HA! I thought your first comment was a joke from someone else, but it wasn't -- all that talk about fasting triggered a Ramadan spammer. That's hilarious!

Very strong imagery -- I especially like the line about the adventurer sweeping off the table to use the map. A very useful image to help understand fasting.

My question is this: if fasting is necessary when we are in such desperation -- and, by your last sentence, we would rightly fast more if we better understood our dire straits -- then how does all of this fit in with rejoicing always, having a thankful heart, etc?

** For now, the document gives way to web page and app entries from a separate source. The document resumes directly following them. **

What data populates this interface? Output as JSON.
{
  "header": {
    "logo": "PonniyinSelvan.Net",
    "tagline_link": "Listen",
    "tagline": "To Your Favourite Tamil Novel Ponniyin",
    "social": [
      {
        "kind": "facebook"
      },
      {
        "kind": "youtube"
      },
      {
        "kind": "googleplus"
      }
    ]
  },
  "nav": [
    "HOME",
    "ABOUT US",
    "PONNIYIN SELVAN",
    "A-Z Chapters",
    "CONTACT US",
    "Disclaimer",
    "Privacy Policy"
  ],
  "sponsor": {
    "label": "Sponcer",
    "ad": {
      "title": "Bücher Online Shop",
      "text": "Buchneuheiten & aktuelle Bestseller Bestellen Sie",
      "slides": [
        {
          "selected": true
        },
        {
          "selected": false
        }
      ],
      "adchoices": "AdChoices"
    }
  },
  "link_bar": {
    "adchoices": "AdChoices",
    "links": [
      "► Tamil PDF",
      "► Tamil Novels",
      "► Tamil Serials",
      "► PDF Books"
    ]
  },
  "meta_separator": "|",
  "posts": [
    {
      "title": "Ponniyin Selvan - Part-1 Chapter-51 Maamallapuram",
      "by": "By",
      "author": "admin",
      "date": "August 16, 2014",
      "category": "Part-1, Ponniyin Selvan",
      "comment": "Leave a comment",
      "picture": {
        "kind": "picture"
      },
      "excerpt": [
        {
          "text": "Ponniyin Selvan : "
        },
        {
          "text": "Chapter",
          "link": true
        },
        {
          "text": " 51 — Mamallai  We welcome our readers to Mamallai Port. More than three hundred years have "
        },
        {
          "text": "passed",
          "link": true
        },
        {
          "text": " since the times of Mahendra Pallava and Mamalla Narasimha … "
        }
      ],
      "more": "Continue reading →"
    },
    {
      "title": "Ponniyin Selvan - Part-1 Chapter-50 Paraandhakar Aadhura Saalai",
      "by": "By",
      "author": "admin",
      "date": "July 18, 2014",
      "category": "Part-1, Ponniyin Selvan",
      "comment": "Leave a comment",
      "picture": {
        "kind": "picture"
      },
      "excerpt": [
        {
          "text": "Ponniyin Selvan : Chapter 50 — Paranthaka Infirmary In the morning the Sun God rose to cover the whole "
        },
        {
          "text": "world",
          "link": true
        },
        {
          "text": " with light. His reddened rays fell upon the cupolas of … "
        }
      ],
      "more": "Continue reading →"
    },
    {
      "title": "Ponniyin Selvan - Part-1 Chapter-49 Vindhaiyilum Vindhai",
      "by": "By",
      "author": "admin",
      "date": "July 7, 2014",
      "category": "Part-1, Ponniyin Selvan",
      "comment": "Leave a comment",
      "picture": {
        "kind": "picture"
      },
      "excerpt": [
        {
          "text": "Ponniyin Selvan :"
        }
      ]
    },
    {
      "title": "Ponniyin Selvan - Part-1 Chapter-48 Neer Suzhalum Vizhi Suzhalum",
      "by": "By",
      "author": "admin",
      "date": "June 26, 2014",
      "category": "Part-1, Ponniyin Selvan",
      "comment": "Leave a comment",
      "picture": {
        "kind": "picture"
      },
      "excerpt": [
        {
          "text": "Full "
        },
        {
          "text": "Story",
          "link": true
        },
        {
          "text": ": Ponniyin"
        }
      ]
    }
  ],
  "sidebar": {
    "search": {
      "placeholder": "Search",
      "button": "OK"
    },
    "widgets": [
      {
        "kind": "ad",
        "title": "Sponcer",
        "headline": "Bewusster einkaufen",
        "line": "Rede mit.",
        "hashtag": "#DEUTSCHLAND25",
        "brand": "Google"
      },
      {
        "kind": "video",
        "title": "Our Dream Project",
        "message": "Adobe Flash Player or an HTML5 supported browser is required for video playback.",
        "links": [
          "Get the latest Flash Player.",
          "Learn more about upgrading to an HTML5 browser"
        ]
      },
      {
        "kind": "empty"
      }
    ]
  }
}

The profound sense of dissatisfaction at the status quo that you bewail -- is this the only motivation for fasting? Should this be a believer's regular mode? Your post suggests an Oswald Chambersian cultivation of an attitude you termed "holy dissatisfaction," which is strange, because I so often find myself striving to live in a regular state of "holy satisfaction" -- the contentment that Paul describes in Philippians 4, that the Psalmist describes in Psalm 16: "The boundaries have fallen for me in pleasant places." Could fasting not be of use in this attitude as well?